Just like the concept of trying to ignore the pink elephant in the room, when you are trying to get the images and ideas of forbidden foods -- or addicting substances -- out of your head, you will encounter a consequent rebound effect and end up thinking of, and craving, those particular foods even more, draining further your resources and willpower. Researchers have found that people who are asked not to eat a particular food, particularly when recurrently tempted with it, will tend to eat twice the amount later on when the suppression is no longer in place. The preoccupation for the food will keep knocking in your mind until you feed that gremlin!
Suppressing thoughts about particular foods may work initially. But as time goes by, that effort wears us down and then. Ultimately, due to the failure to suppress them any longer, we end up feeling worse for failing. We end up surrendering to the temptation and relapsing, just to relieve the suffering. And… there we go… from sin, to penance, to more sinning. Such is the never-ending loop of failed dieting.
This is ot to say that dieting is impossible, however. Quite the contrary, by accepting thoughts of temptations, recognizing, acknowledging them, and knowing that we don’t have to act on the thoughts, feelings, and impulses, as well as keeping the long term goals we have set in perspective, we have a better chance to succeed. Indeed, experiments with these types of strategies have shown that people are better able to control their impulses if they just acknowledge the fact that they are tempted than if they just try to suppress them. Battling with your thoughts and impulses, and arguing against them makes them worse.
Ignoring the pink elephant in the room will get you nowhere. Acknowledge the thoughts and temptations, don’t try to distract yourself, realize that even though you may not be in control of your thoughts, the cravings and desires are temporary, and you don’t have to act on them. Instead of suppressing the thoughts of temptations, develop goals of what you want to achieve. Think of how you will achieve them, and see yourself doing those things that will lead to the goal; feel yourself engaged in those activities which will lead to that change.

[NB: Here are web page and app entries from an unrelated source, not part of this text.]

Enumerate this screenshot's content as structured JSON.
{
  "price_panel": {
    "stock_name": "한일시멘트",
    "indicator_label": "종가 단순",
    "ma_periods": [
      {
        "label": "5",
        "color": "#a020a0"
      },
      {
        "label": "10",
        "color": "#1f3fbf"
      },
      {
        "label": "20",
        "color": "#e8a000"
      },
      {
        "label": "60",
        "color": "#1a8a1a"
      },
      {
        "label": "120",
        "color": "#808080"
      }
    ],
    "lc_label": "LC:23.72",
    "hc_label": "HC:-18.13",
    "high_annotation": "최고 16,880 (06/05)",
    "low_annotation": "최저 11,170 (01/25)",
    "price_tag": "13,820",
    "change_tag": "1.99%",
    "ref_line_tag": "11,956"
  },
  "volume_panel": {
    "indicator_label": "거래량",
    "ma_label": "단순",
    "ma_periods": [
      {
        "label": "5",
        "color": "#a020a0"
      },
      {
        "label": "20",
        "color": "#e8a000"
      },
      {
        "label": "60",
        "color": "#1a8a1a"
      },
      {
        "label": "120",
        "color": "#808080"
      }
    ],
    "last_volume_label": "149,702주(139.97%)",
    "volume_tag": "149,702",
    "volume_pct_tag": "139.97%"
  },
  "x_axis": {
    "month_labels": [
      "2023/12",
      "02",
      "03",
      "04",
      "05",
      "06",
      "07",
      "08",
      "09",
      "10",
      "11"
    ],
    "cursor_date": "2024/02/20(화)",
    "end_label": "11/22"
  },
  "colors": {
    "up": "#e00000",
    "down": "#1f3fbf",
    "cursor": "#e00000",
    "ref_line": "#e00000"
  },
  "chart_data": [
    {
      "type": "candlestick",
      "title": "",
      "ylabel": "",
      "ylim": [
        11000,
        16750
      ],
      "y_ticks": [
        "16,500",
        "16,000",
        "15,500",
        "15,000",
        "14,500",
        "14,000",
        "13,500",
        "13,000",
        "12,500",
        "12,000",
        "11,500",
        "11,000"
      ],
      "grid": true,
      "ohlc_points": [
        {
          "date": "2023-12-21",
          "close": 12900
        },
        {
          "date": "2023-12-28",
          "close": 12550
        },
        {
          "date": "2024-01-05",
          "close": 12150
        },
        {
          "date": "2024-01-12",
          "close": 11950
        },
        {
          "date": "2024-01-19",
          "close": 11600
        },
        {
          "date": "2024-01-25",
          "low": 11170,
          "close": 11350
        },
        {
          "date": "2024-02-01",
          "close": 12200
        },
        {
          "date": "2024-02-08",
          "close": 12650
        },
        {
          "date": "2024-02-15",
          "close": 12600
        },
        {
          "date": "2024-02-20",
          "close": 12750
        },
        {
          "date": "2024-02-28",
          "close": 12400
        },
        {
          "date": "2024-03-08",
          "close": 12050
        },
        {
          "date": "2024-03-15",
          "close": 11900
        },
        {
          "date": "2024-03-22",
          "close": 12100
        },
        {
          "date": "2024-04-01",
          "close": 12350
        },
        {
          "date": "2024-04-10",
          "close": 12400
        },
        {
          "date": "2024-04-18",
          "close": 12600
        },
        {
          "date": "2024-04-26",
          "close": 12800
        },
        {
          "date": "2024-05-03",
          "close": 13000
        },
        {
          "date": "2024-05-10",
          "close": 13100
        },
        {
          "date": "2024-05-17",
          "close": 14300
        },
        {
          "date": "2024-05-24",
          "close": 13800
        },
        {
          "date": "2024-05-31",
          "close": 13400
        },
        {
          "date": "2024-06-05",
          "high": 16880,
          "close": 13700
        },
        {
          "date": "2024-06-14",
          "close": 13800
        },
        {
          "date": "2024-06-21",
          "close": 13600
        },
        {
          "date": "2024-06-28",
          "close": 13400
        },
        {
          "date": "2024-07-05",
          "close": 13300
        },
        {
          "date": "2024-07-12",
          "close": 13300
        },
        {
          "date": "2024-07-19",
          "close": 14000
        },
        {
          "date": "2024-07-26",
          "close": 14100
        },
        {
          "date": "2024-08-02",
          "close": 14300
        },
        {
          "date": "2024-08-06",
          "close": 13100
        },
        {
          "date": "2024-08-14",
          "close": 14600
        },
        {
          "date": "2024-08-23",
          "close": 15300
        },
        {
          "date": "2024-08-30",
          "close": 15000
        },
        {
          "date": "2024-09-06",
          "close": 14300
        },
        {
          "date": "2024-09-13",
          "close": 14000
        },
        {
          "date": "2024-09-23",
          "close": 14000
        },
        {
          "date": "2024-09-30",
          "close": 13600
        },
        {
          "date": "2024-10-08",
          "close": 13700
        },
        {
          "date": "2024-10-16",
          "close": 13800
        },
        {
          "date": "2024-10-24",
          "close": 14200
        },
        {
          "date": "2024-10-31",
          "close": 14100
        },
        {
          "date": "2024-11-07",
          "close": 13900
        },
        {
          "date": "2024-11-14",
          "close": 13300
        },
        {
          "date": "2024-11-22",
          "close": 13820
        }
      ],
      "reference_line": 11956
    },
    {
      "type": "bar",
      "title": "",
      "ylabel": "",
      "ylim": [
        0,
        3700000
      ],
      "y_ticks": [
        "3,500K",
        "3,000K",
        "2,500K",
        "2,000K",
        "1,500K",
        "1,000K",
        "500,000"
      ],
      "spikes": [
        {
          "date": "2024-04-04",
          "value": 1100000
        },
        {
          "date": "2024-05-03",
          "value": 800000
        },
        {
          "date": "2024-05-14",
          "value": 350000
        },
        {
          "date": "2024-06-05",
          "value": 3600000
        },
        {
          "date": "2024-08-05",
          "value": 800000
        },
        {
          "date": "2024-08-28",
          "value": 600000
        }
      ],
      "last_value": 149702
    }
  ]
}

Of course, if you put the temptations right in front of you when you open the refrigerator, you are setting yourself up for failure. Don’t buy the foods that will be tempting you. For example, instead of walking into the bakery section of your local store, think about the dish you will be preparing later on, think of those healthy ingredients. See yourself preparing the food and smelling those aromas associated with the healthy food. Imagine tasting that healthy food, how it will make your body feel. Project yourself into the future when you will feel lighter and healthier without the heartburn, stomach ache, or the bad night’s sleep. Reinforce the good feelings about having made the right choices. Remember your long-term goal.
Towards tis end, make a list of the foods you should eat on your diet, foods that create health and provide pleasure. Get cook books which have recipes for those foods you want to consume n your path to healthier living. Also, identify and make a list of other things that will improve your health, such as exercise, relaxation techniques, meditation, etc. (meditation has been shown to reduce stress and help reduce cravings). Focus on what you will do, and not on what you won’t; like a magnet, those positive goals and expectations will attract success.